During the 2014 FIFA World Cup in Brazil, BBC Sport relied on two of TSL Products’ SoundField X-1 Upmix/Downmix Processors during its production. The two devices supplemented the existing six that are permanently installed at the broadcaster’s MediaCityUK base for other regional and international major events and tournaments. During the World Cup, long periods of the transmissions use genuine 5.1 actuality sound and crowd atmosphere, along with panned commentary and studio dialogue; however, when broadcasting out of match play time, the majority of the audio is stereo or dual mono content. BBC Sport routed this audio material through a signal path to an X-1 in upmix mode, with the upmixed audio then contributing directly to the 5.1 mix bus. 62 Professional Sound

Ontario’s Frontier Sound and Light recently purchased Canada’s first Outline GTO C12 sound system from new Canadian distributor GerrAudio. Frontier was able to team up with Brampton’s Show Works by setting up an 18-box rig for the One Love Order at the Border concert in Niagara Falls, ON, a weekend festival featuring performers like Faith Evans, The Whispers, Freddie McGregor, and more in early July. “Between the power amps they use and the speakers themselves, the Outline GTO rig delivers phenomenal sound quality – right on par with the top-end products out there – but at half the weight and half the footprint,” comments Frontier’s Michael Kerwin about the investment in Outline. “The other factor that made the system so attractive to us is GerrAudio’s insanely good support. There’s nobody in Canada that supports product like they do. That’s one of the main reasons we also own seven DiGiCo consoles…”

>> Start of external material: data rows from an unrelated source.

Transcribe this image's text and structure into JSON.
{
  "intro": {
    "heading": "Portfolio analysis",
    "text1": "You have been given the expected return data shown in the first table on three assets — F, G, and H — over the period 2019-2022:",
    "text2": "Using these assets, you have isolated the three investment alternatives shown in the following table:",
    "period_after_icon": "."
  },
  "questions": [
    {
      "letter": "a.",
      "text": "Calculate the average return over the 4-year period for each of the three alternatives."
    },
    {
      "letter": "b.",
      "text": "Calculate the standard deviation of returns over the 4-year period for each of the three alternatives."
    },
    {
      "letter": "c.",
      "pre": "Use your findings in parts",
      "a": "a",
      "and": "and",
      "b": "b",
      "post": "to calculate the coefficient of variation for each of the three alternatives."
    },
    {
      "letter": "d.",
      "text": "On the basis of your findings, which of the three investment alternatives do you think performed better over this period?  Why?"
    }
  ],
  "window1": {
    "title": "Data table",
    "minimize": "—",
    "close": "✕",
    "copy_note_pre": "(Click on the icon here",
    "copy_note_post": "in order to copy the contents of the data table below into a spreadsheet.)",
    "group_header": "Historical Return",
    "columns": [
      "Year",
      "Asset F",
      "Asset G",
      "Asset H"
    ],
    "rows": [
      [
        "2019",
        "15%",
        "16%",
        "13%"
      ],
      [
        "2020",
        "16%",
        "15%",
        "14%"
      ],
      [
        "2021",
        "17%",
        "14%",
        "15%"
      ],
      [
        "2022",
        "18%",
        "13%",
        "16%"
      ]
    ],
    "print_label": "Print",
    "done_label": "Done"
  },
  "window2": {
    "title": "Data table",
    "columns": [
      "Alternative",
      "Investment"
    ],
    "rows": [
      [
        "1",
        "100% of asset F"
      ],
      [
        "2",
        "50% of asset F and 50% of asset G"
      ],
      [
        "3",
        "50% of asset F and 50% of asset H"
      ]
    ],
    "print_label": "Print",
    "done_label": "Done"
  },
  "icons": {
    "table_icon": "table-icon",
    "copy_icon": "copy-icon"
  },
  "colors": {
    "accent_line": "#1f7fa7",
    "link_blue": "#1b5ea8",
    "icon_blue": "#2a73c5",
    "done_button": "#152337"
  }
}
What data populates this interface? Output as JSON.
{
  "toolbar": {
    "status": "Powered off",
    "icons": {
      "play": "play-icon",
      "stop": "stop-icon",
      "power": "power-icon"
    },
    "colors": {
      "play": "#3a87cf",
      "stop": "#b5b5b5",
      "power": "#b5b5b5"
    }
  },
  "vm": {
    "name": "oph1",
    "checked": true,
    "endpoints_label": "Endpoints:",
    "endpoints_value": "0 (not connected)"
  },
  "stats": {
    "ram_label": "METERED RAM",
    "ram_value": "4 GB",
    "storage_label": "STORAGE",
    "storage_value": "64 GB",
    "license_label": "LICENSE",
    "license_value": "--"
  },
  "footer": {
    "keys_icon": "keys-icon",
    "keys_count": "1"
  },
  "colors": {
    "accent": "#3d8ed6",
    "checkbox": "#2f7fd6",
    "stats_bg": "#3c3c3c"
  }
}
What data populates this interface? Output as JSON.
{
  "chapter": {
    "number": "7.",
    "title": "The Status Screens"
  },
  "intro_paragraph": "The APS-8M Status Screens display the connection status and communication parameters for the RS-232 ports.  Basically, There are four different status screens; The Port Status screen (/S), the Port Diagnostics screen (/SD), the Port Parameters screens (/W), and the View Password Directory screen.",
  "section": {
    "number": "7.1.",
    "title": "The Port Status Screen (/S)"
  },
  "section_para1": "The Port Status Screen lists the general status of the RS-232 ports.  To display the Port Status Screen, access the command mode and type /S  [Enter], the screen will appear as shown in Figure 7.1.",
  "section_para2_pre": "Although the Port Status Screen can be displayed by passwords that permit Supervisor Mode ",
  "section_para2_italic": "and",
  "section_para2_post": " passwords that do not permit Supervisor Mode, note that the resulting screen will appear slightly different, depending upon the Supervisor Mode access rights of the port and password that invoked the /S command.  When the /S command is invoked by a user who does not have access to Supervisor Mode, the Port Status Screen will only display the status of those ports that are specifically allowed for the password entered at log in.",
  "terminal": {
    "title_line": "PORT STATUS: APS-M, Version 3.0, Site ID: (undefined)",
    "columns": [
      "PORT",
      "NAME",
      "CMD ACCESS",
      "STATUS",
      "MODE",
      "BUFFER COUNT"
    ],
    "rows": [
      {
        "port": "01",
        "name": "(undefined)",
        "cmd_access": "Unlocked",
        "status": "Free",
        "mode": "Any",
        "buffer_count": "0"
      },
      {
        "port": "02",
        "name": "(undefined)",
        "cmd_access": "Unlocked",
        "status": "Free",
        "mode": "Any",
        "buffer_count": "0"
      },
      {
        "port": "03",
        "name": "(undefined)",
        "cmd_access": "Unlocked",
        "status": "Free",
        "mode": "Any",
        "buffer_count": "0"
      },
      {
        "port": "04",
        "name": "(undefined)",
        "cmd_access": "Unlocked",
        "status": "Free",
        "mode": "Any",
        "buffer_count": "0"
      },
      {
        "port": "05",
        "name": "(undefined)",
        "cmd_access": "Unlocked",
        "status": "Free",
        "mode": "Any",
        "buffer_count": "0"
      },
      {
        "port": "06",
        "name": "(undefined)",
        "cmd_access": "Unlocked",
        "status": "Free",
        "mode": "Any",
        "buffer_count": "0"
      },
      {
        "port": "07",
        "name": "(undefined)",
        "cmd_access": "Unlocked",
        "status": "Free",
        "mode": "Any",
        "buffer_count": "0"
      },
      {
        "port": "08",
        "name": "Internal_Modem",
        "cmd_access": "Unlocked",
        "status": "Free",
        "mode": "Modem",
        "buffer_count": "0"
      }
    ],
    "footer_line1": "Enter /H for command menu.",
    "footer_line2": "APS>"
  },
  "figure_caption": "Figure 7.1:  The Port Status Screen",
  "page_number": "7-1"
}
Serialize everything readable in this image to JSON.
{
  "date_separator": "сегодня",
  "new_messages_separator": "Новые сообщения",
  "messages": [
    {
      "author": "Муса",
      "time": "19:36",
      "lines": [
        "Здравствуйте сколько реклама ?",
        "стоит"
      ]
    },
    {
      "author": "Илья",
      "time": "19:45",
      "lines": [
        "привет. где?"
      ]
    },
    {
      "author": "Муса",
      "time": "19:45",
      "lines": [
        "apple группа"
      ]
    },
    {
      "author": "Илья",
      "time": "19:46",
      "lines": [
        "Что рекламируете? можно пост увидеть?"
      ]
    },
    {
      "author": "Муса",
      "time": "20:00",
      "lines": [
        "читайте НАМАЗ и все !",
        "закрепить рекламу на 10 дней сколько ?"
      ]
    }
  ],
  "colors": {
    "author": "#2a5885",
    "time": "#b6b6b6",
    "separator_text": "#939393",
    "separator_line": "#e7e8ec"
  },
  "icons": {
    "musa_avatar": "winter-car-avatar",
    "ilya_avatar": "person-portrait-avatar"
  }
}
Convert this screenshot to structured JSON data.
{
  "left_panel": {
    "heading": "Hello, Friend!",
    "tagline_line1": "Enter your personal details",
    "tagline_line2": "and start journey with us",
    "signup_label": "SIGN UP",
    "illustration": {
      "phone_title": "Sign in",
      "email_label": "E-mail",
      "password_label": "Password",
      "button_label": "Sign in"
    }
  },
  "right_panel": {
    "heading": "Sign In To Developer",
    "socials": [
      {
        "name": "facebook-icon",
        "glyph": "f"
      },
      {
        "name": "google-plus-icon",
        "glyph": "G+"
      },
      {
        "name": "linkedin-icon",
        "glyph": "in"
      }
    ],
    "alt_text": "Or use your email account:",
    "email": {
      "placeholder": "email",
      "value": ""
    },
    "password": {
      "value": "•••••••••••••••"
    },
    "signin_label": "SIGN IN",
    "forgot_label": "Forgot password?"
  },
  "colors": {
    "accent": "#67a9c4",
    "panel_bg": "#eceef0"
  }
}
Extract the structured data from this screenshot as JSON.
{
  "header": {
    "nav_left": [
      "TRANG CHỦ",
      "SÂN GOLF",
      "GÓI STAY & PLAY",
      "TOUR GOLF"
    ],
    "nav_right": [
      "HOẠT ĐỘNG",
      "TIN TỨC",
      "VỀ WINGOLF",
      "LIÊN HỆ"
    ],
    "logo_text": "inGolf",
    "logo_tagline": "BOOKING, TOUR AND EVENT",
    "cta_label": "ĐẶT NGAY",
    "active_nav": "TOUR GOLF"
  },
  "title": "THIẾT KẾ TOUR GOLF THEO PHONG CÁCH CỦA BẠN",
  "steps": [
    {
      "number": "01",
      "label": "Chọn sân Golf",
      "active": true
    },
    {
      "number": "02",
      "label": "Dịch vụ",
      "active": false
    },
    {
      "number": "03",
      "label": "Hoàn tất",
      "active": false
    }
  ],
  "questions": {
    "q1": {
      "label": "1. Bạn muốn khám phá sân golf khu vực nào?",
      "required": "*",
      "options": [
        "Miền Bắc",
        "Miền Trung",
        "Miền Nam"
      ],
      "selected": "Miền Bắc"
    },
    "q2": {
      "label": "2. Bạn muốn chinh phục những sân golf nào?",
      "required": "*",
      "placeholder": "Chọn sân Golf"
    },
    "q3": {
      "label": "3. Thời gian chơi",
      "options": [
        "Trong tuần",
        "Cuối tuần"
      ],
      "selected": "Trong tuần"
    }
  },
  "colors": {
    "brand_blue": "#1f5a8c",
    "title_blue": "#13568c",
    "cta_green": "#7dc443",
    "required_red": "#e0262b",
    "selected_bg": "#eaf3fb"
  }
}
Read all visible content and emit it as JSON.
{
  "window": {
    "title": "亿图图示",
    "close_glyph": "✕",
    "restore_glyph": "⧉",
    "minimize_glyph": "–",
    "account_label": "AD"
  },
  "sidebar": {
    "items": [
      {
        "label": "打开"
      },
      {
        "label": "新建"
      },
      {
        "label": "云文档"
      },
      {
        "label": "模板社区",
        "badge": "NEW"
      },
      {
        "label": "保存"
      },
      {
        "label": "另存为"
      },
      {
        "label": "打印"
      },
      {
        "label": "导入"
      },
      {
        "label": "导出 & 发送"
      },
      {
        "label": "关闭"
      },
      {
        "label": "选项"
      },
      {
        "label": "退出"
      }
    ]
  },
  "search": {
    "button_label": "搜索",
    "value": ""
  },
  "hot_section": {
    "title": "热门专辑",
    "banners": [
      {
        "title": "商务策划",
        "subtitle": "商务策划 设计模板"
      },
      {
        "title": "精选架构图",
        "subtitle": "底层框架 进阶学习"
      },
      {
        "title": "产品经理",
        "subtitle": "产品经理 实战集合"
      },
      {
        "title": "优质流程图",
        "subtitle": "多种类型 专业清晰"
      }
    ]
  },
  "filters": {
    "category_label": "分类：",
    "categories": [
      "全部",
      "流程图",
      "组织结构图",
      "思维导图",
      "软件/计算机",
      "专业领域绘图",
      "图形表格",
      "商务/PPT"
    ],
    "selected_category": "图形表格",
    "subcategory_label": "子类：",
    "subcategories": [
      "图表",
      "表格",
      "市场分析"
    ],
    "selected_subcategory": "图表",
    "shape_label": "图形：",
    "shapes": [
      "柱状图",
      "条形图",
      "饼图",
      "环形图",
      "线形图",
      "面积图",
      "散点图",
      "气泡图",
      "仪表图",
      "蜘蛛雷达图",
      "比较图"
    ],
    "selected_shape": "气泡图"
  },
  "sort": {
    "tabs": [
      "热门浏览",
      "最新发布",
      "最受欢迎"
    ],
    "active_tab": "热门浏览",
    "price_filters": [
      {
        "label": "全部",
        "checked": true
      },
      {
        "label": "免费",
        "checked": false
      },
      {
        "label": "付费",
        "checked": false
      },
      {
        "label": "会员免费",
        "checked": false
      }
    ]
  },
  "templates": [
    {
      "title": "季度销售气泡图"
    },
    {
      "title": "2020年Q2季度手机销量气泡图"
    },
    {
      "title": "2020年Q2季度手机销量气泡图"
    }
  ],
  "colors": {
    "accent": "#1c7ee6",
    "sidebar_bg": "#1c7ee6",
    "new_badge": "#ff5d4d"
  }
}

New York-based cellist Dane Johansen embarked on The Walk To Fisterra, a 600-mile musical/walking journey along the Camino de Santiago, a popular pilgrimage route through France and Spain. Over the course of his six-week journey, Johansen stopped at several of the 36 historic churches along the ancient Roman footpath, where he performed Bach’s “Six Suites for Unaccompanied Cello” while a team of filmmakers and music producers captured content for a documentary about the pilgrimage. Sound engineer Kyle Pyke and Grammy Award-winner Jesse Lewis, who is the music producer and co-sound engineer on the project, used several pieces from DPA Microphones’ product line. Included in their arsenal were d:dicate 4007A omnidirectional microphones for location recording and a combination of d:dicate 4011F cardioid podium and d:vote 4099 instrument microphones for close pickup of the cello. A variety of d:mension 5100 mobile surround and d:dicate 4017B shotgun microphones were used to capture ambience along the trail, while d:screet 4061 Miniature microphones picked up dialogue.

Professional Sound - August 2014